Racism still prevalent in modern society, media

Saharra J. White

The first amendment is supposed to protect the freedom of speech. Some are still conversing about talk show host Don Imus and his statement when he called members of the Rutgers women’s basketball team “nappy-headed hos.” So who cares why does everyone keep on talking about it. Don Imus isn’t the only person that has spoken out of line.

Actor Mel Gibson blames Jews for being “responsible for all the wars in the world.” Gibson, who spoke at CSUN in March, made headlines again after he cursed out an audience member. The audience member was questioning Gibson about the racism used in the film “Apocalypto.” When the woman was asked to leave Gibson said, “I think you’re a fucking troublemaker, so fuck off.”

The actor most of us know as Kramer has also said racist things. Last year, Michael Richards, known for his acting in the television show “Seinfeld,” called some black audience members at the Laugh Factory the n-word. This incident started a debate of who could and could not use the word.

Imus, just like Richards, spoke to Revs. Al Sharpton and Jesse Jackson, because apparently Sharpton and Jackson are the only leaders in the black community who have any input on these issues. Those in the media should look for some new sources to get sound bites. A leader that happened to be a woman would be sufficient since the comment made toward the Rutgers team was not only racist but sexist as well. Sharpton and Jackson do not represent black people. We did not have a roundtable discussion and vote for them as our leaders.

The reverends were not responsible for Imus being fired.

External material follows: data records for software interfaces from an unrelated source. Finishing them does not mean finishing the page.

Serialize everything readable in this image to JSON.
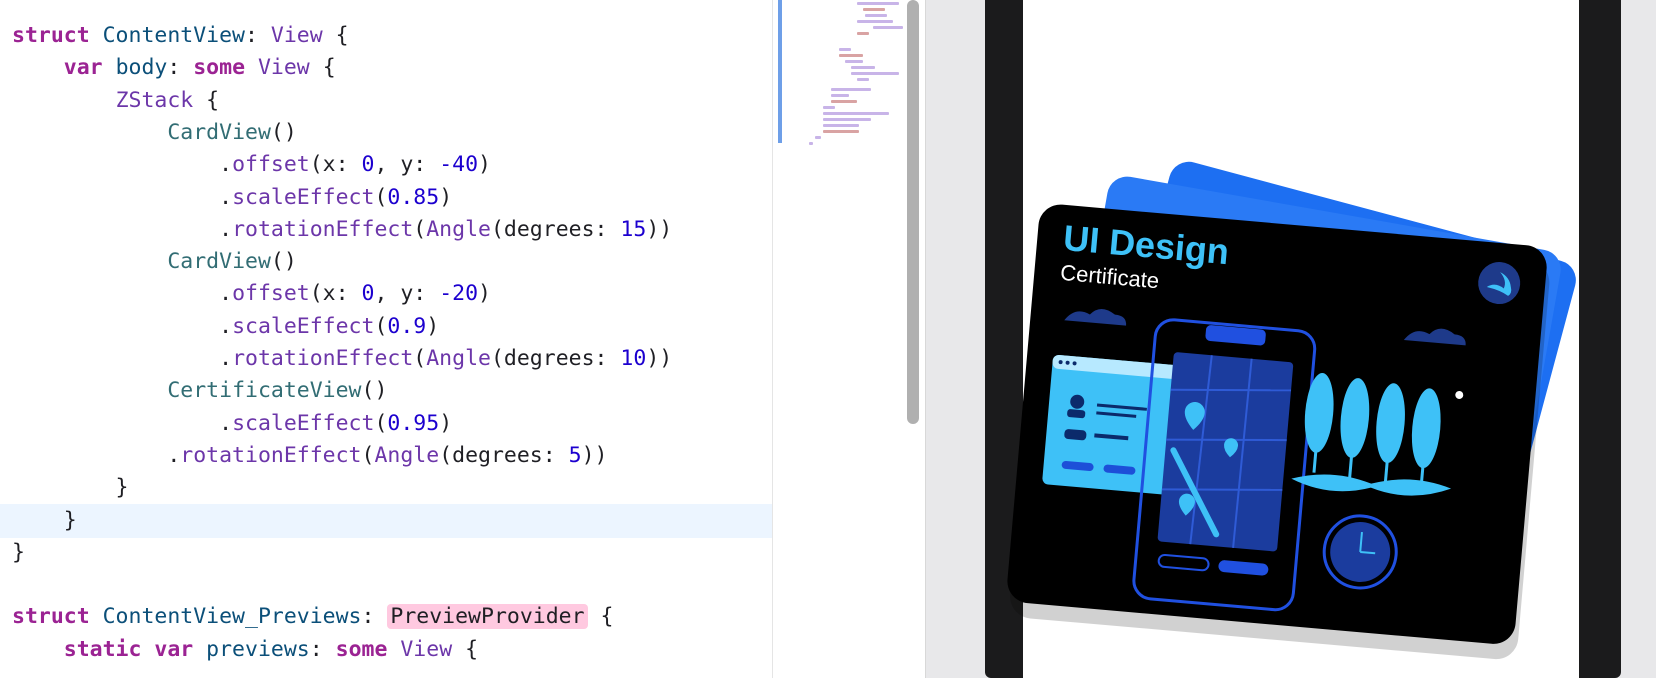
{
  "editor": {
    "lines": [
      [
        {
          "c": "kw",
          "t": "struct "
        },
        {
          "c": "ty",
          "t": "ContentView"
        },
        {
          "c": "pl",
          "t": ": "
        },
        {
          "c": "tf",
          "t": "View"
        },
        {
          "c": "pl",
          "t": " {"
        }
      ],
      [
        {
          "c": "pl",
          "t": "    "
        },
        {
          "c": "kw",
          "t": "var "
        },
        {
          "c": "ty",
          "t": "body"
        },
        {
          "c": "pl",
          "t": ": "
        },
        {
          "c": "kw",
          "t": "some "
        },
        {
          "c": "tf",
          "t": "View"
        },
        {
          "c": "pl",
          "t": " {"
        }
      ],
      [
        {
          "c": "pl",
          "t": "        "
        },
        {
          "c": "tf",
          "t": "ZStack"
        },
        {
          "c": "pl",
          "t": " {"
        }
      ],
      [
        {
          "c": "pl",
          "t": "            "
        },
        {
          "c": "fn",
          "t": "CardView"
        },
        {
          "c": "pl",
          "t": "()"
        }
      ],
      [
        {
          "c": "pl",
          "t": "                ."
        },
        {
          "c": "me",
          "t": "offset"
        },
        {
          "c": "pl",
          "t": "(x: "
        },
        {
          "c": "nu",
          "t": "0"
        },
        {
          "c": "pl",
          "t": ", y: "
        },
        {
          "c": "nu",
          "t": "-40"
        },
        {
          "c": "pl",
          "t": ")"
        }
      ],
      [
        {
          "c": "pl",
          "t": "                ."
        },
        {
          "c": "me",
          "t": "scaleEffect"
        },
        {
          "c": "pl",
          "t": "("
        },
        {
          "c": "nu",
          "t": "0.85"
        },
        {
          "c": "pl",
          "t": ")"
        }
      ],
      [
        {
          "c": "pl",
          "t": "                ."
        },
        {
          "c": "me",
          "t": "rotationEffect"
        },
        {
          "c": "pl",
          "t": "("
        },
        {
          "c": "tf",
          "t": "Angle"
        },
        {
          "c": "pl",
          "t": "(degrees: "
        },
        {
          "c": "nu",
          "t": "15"
        },
        {
          "c": "pl",
          "t": "))"
        }
      ],
      [
        {
          "c": "pl",
          "t": "            "
        },
        {
          "c": "fn",
          "t": "CardView"
        },
        {
          "c": "pl",
          "t": "()"
        }
      ],
      [
        {
          "c": "pl",
          "t": "                ."
        },
        {
          "c": "me",
          "t": "offset"
        },
        {
          "c": "pl",
          "t": "(x: "
        },
        {
          "c": "nu",
          "t": "0"
        },
        {
          "c": "pl",
          "t": ", y: "
        },
        {
          "c": "nu",
          "t": "-20"
        },
        {
          "c": "pl",
          "t": ")"
        }
      ],
      [
        {
          "c": "pl",
          "t": "                ."
        },
        {
          "c": "me",
          "t": "scaleEffect"
        },
        {
          "c": "pl",
          "t": "("
        },
        {
          "c": "nu",
          "t": "0.9"
        },
        {
          "c": "pl",
          "t": ")"
        }
      ],
      [
        {
          "c": "pl",
          "t": "                ."
        },
        {
          "c": "me",
          "t": "rotationEffect"
        },
        {
          "c": "pl",
          "t": "("
        },
        {
          "c": "tf",
          "t": "Angle"
        },
        {
          "c": "pl",
          "t": "(degrees: "
        },
        {
          "c": "nu",
          "t": "10"
        },
        {
          "c": "pl",
          "t": "))"
        }
      ],
      [
        {
          "c": "pl",
          "t": "            "
        },
        {
          "c": "fn",
          "t": "CertificateView"
        },
        {
          "c": "pl",
          "t": "()"
        }
      ],
      [
        {
          "c": "pl",
          "t": "                ."
        },
        {
          "c": "me",
          "t": "scaleEffect"
        },
        {
          "c": "pl",
          "t": "("
        },
        {
          "c": "nu",
          "t": "0.95"
        },
        {
          "c": "pl",
          "t": ")"
        }
      ],
      [
        {
          "c": "pl",
          "t": "            ."
        },
        {
          "c": "me",
          "t": "rotationEffect"
        },
        {
          "c": "pl",
          "t": "("
        },
        {
          "c": "tf",
          "t": "Angle"
        },
        {
          "c": "pl",
          "t": "(degrees: "
        },
        {
          "c": "nu",
          "t": "5"
        },
        {
          "c": "pl",
          "t": "))"
        }
      ],
      [
        {
          "c": "pl",
          "t": "        }"
        }
      ],
      [
        {
          "c": "pl",
          "t": "    }"
        }
      ],
      [
        {
          "c": "pl",
          "t": "}"
        }
      ],
      [
        {
          "c": "pl",
          "t": ""
        }
      ],
      [
        {
          "c": "kw",
          "t": "struct "
        },
        {
          "c": "ty",
          "t": "ContentView_Previews"
        },
        {
          "c": "pl",
          "t": ": "
        },
        {
          "c": "hl",
          "t": "PreviewProvider"
        },
        {
          "c": "pl",
          "t": " {"
        }
      ],
      [
        {
          "c": "pl",
          "t": "    "
        },
        {
          "c": "kw",
          "t": "static "
        },
        {
          "c": "kw",
          "t": "var "
        },
        {
          "c": "ty",
          "t": "previews"
        },
        {
          "c": "pl",
          "t": ": "
        },
        {
          "c": "kw",
          "t": "some "
        },
        {
          "c": "tf",
          "t": "View"
        },
        {
          "c": "pl",
          "t": " {"
        }
      ]
    ],
    "current_line": 15
  },
  "certificate": {
    "title": "UI Design",
    "subtitle": "Certificate",
    "badge_icon": "swift-logo-icon"
  },
  "colors": {
    "keyword": "#9b2393",
    "type": "#0b4f79",
    "number": "#1c00cf",
    "method": "#6c36a9",
    "current_line": "#ecf5ff",
    "card_blue": "#1d6ff2",
    "certificate_bg": "#000000",
    "certificate_accent": "#3ec1f7"
  }
}
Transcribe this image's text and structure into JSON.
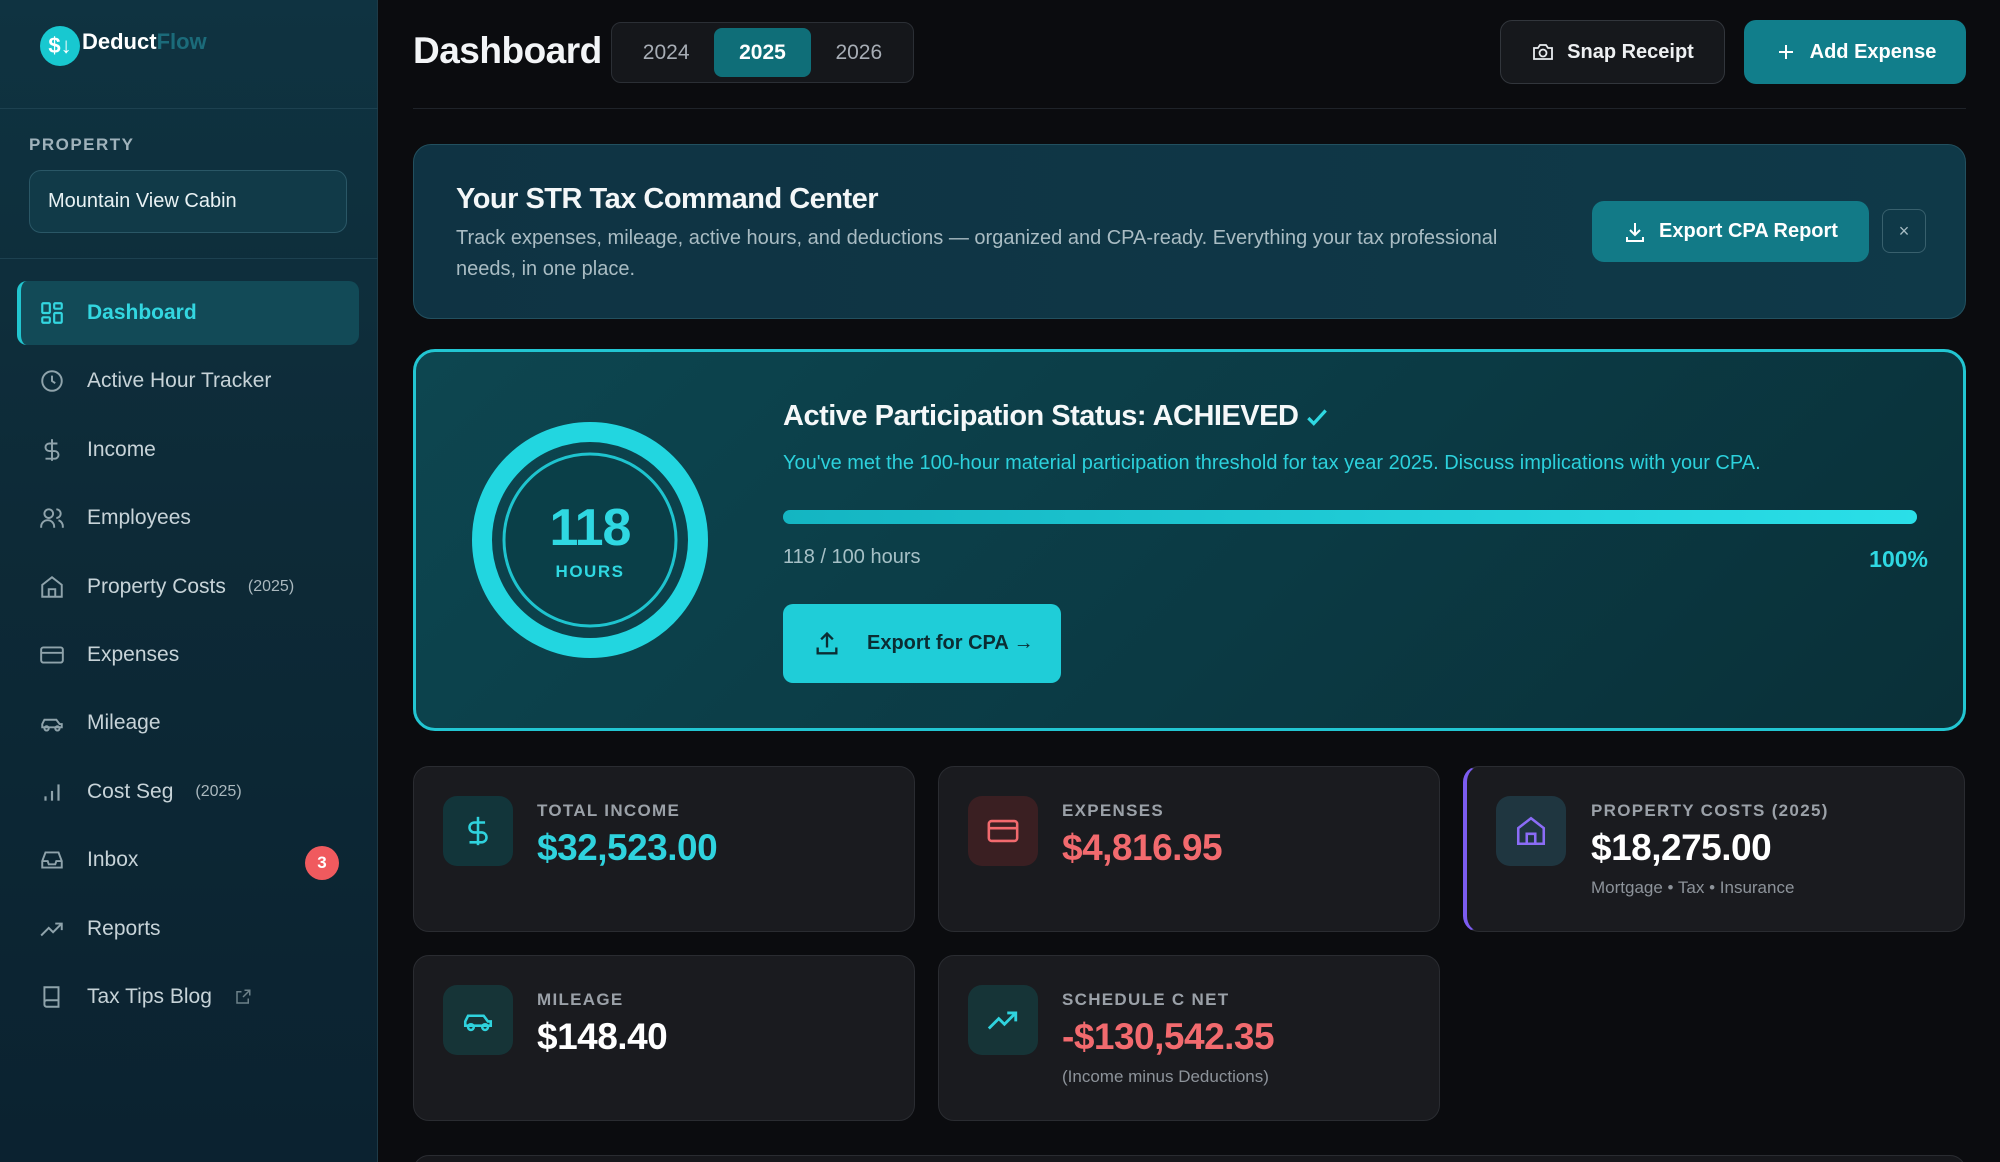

When no one thought it was an issue to get Imus fired the National Association of Black Journalists pushed to get him off the air. Gregory Lee, a senior assistant sports editor for the Boston Globe on a popular list serve for the NABJ, said, “the media pushes the agenda on issues and stories? they ask the questions that get pushed on newspapers and broadcasts.”

NABJ pushed the issue for Imus to be removed from the air, and they succeeded. Some agree that Imus was out of line but it shouldn’t have cost him his job. Imus was also fired because advertisers like Proctor and Gamble don’t want to support someone who has said racist things. Maybe they agree with him, maybe they don’t, but the advertising industry knows they can’t afford to lose out on the spending power of Black America. In 2005, African-Americans spent $719 million. Since America was built on a capitalistic society advertisers always go where the money is at.

So why Imus? Why not Richards or Snoop Dogg? It has to start somewhere, and unfortunately for Imus it started with him. A man who has a history of using racist and sexist remarks has had his last word. Well, it’s probably not the last time, I’m sure he will come up again and apologize. Maybe he’ll even call up Sharpton again. As life goes on, you can now purchase a stuffed teddy bear with a shirt that has the words “Nappy-headed hos” on it, and the women of the Rutgers basketball team are now receiving hate mail. How nice. All I wanted for Christmas was a teddy bear with the words “Nappy-headed hos” on it.

Racism still exists in America and around the world. It is up to scholars, officials and leaders from organizations such as the NABJ to educate others and help make a change. The bottom line is if you want to see a change, you have to demand it.